Extracted records Block Start

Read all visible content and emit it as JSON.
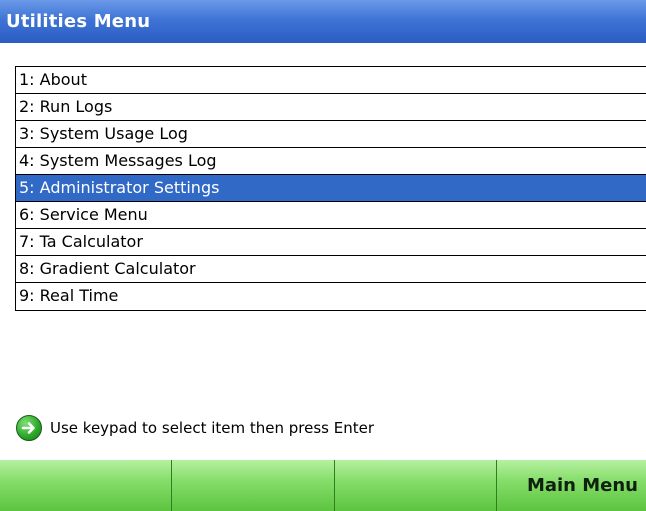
{
  "window": {
    "title": "Utilities Menu"
  },
  "menu": {
    "items": [
      {
        "label": "1: About",
        "selected": false
      },
      {
        "label": "2: Run Logs",
        "selected": false
      },
      {
        "label": "3: System Usage Log",
        "selected": false
      },
      {
        "label": "4: System Messages Log",
        "selected": false
      },
      {
        "label": "5: Administrator Settings",
        "selected": true
      },
      {
        "label": "6: Service Menu",
        "selected": false
      },
      {
        "label": "7: Ta Calculator",
        "selected": false
      },
      {
        "label": "8: Gradient Calculator",
        "selected": false
      },
      {
        "label": "9: Real Time",
        "selected": false
      }
    ]
  },
  "hint": {
    "icon": "arrow-right-circle-icon",
    "text": "Use keypad to select item then press Enter"
  },
  "softkeys": [
    {
      "label": ""
    },
    {
      "label": ""
    },
    {
      "label": ""
    },
    {
      "label": "Main Menu"
    }
  ],
  "colors": {
    "title_bar": "#3f74d6",
    "selection": "#3169c6",
    "softkey": "#86de6a",
    "hint_icon": "#2faa2a"
  }
}
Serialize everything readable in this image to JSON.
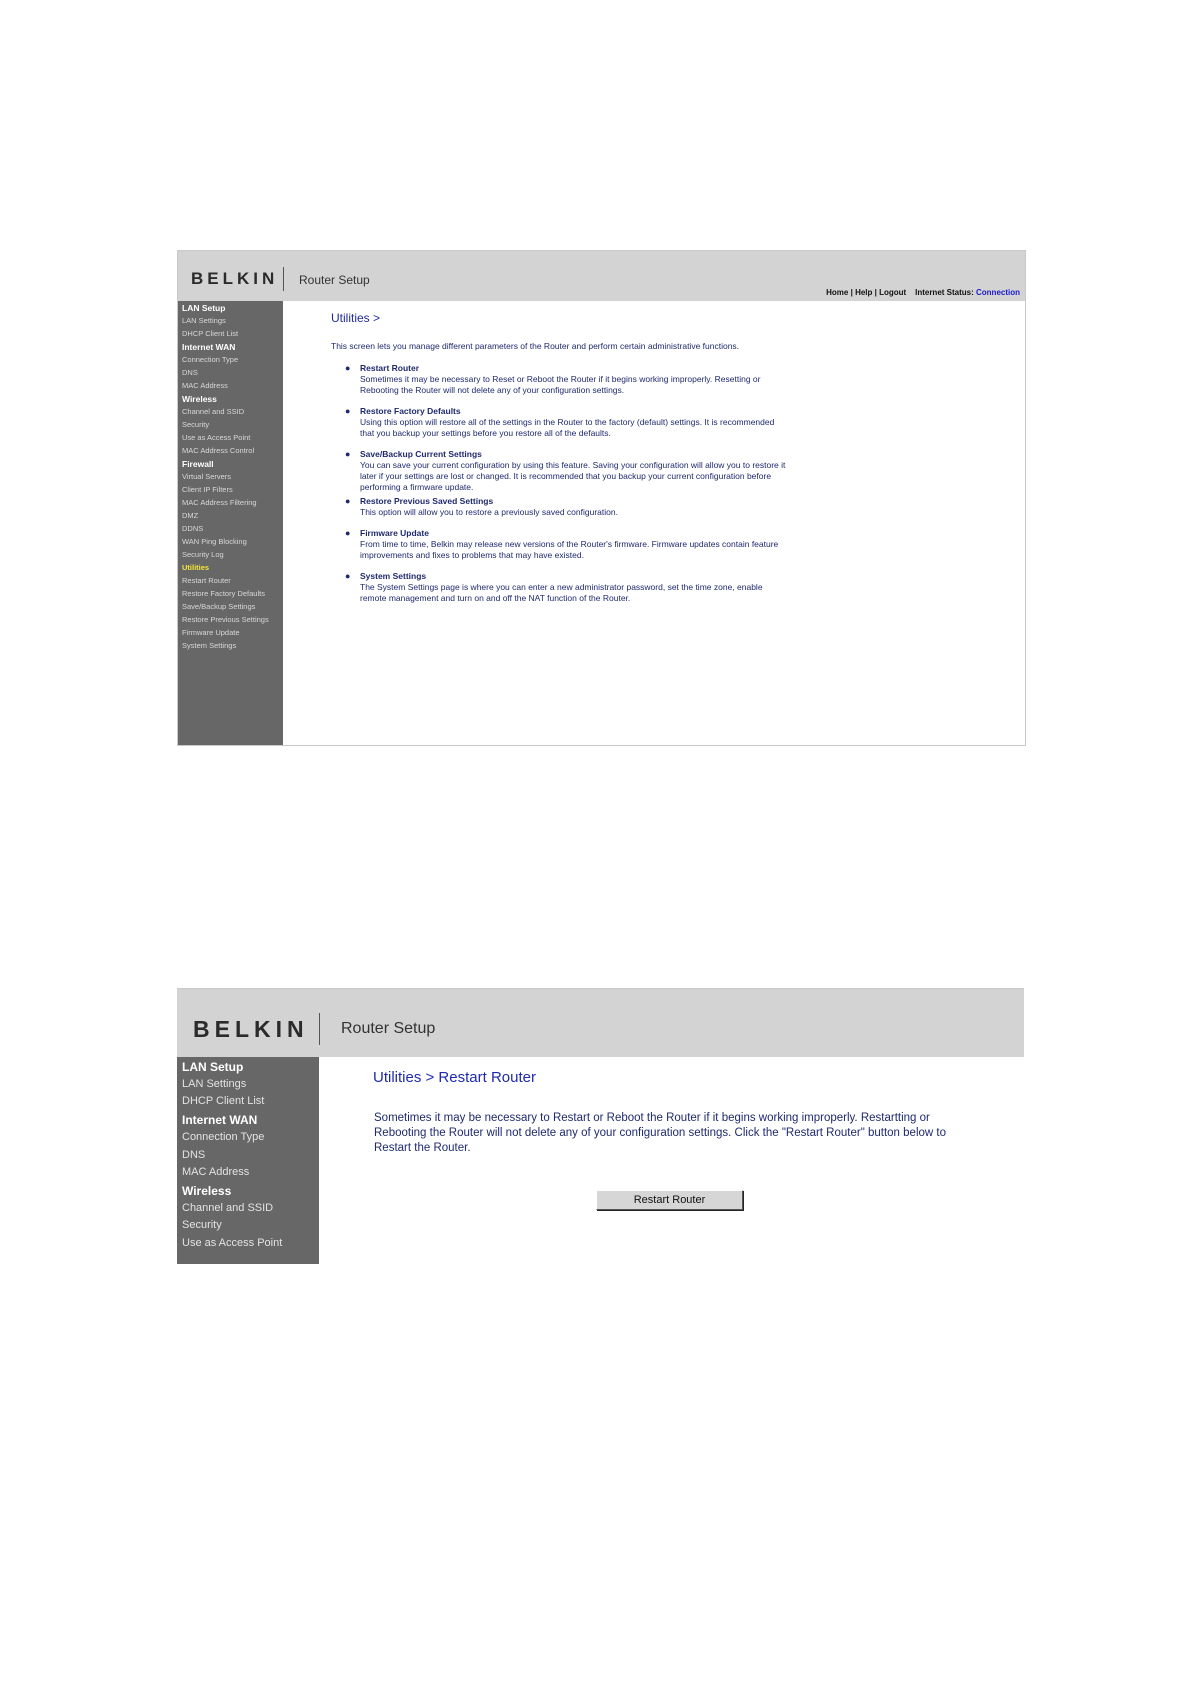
{
  "shot1": {
    "brand": "BELKIN",
    "product": "Router Setup",
    "toplinks": {
      "home": "Home",
      "sep1": " | ",
      "help": "Help",
      "sep2": " | ",
      "logout": "Logout",
      "status_label": "Internet Status:",
      "status_value": "Connection"
    },
    "sidebar": [
      {
        "label": "LAN Setup",
        "type": "head"
      },
      {
        "label": "LAN Settings",
        "type": "item"
      },
      {
        "label": "DHCP Client List",
        "type": "item"
      },
      {
        "label": "Internet WAN",
        "type": "head"
      },
      {
        "label": "Connection Type",
        "type": "item"
      },
      {
        "label": "DNS",
        "type": "item"
      },
      {
        "label": "MAC Address",
        "type": "item"
      },
      {
        "label": "Wireless",
        "type": "head"
      },
      {
        "label": "Channel and SSID",
        "type": "item"
      },
      {
        "label": "Security",
        "type": "item"
      },
      {
        "label": "Use as Access Point",
        "type": "item"
      },
      {
        "label": "MAC Address Control",
        "type": "item"
      },
      {
        "label": "Firewall",
        "type": "head"
      },
      {
        "label": "Virtual Servers",
        "type": "item"
      },
      {
        "label": "Client IP Filters",
        "type": "item"
      },
      {
        "label": "MAC Address Filtering",
        "type": "item"
      },
      {
        "label": "DMZ",
        "type": "item"
      },
      {
        "label": "DDNS",
        "type": "item"
      },
      {
        "label": "WAN Ping Blocking",
        "type": "item"
      },
      {
        "label": "Security Log",
        "type": "item"
      },
      {
        "label": "Utilities",
        "type": "active"
      },
      {
        "label": "Restart Router",
        "type": "item"
      },
      {
        "label": "Restore Factory Defaults",
        "type": "item"
      },
      {
        "label": "Save/Backup Settings",
        "type": "item"
      },
      {
        "label": "Restore Previous Settings",
        "type": "item"
      },
      {
        "label": "Firmware Update",
        "type": "item"
      },
      {
        "label": "System Settings",
        "type": "item"
      }
    ],
    "page_title": "Utilities >",
    "intro": "This screen lets you manage different parameters of the Router and perform certain administrative functions.",
    "entries": [
      {
        "title": "Restart Router",
        "text": "Sometimes it may be necessary to Reset or Reboot the Router if it begins working improperly. Resetting or Rebooting the Router will not delete any of your configuration settings."
      },
      {
        "title": "Restore Factory Defaults",
        "text": "Using this option will restore all of the settings in the Router to the factory (default) settings. It is recommended that you backup your settings before you restore all of the defaults."
      },
      {
        "title": "Save/Backup Current Settings",
        "text": "You can save your current configuration by using this feature. Saving your configuration will allow you to restore it later if your settings are lost or changed. It is recommended that you backup your current configuration before performing a firmware update."
      },
      {
        "title": "Restore Previous Saved Settings",
        "text": "This option will allow you to restore a previously saved configuration."
      },
      {
        "title": "Firmware Update",
        "text": "From time to time, Belkin may release new versions of the Router's firmware. Firmware updates contain feature improvements and fixes to problems that may have existed."
      },
      {
        "title": "System Settings",
        "text": "The System Settings page is where you can enter a new administrator password, set the time zone, enable remote management and turn on and off the NAT function of the Router."
      }
    ]
  },
  "shot2": {
    "brand": "BELKIN",
    "product": "Router Setup",
    "sidebar": [
      {
        "label": "LAN Setup",
        "type": "head"
      },
      {
        "label": "LAN Settings",
        "type": "item"
      },
      {
        "label": "DHCP Client List",
        "type": "item"
      },
      {
        "label": "Internet WAN",
        "type": "head"
      },
      {
        "label": "Connection Type",
        "type": "item"
      },
      {
        "label": "DNS",
        "type": "item"
      },
      {
        "label": "MAC Address",
        "type": "item"
      },
      {
        "label": "Wireless",
        "type": "head"
      },
      {
        "label": "Channel and SSID",
        "type": "item"
      },
      {
        "label": "Security",
        "type": "item"
      },
      {
        "label": "Use as Access Point",
        "type": "item"
      }
    ],
    "page_title": "Utilities > Restart Router",
    "description": "Sometimes it may be necessary to Restart or Reboot the Router if it begins working improperly. Restartting or Rebooting the Router will not delete any of your configuration settings. Click the \"Restart Router\" button below to Restart the Router.",
    "restart_button": "Restart Router"
  },
  "colors": {
    "header_bg": "#d3d3d3",
    "sidebar_bg": "#676767",
    "active_item": "#f2e63a",
    "title_blue": "#1f2a9e",
    "link_blue": "#1a1ad0"
  }
}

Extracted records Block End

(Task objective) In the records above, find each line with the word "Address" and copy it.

(Task answer)
        "label": "MAC Address",
        "label": "MAC Address Control",
        "label": "MAC Address Filtering",
        "label": "MAC Address",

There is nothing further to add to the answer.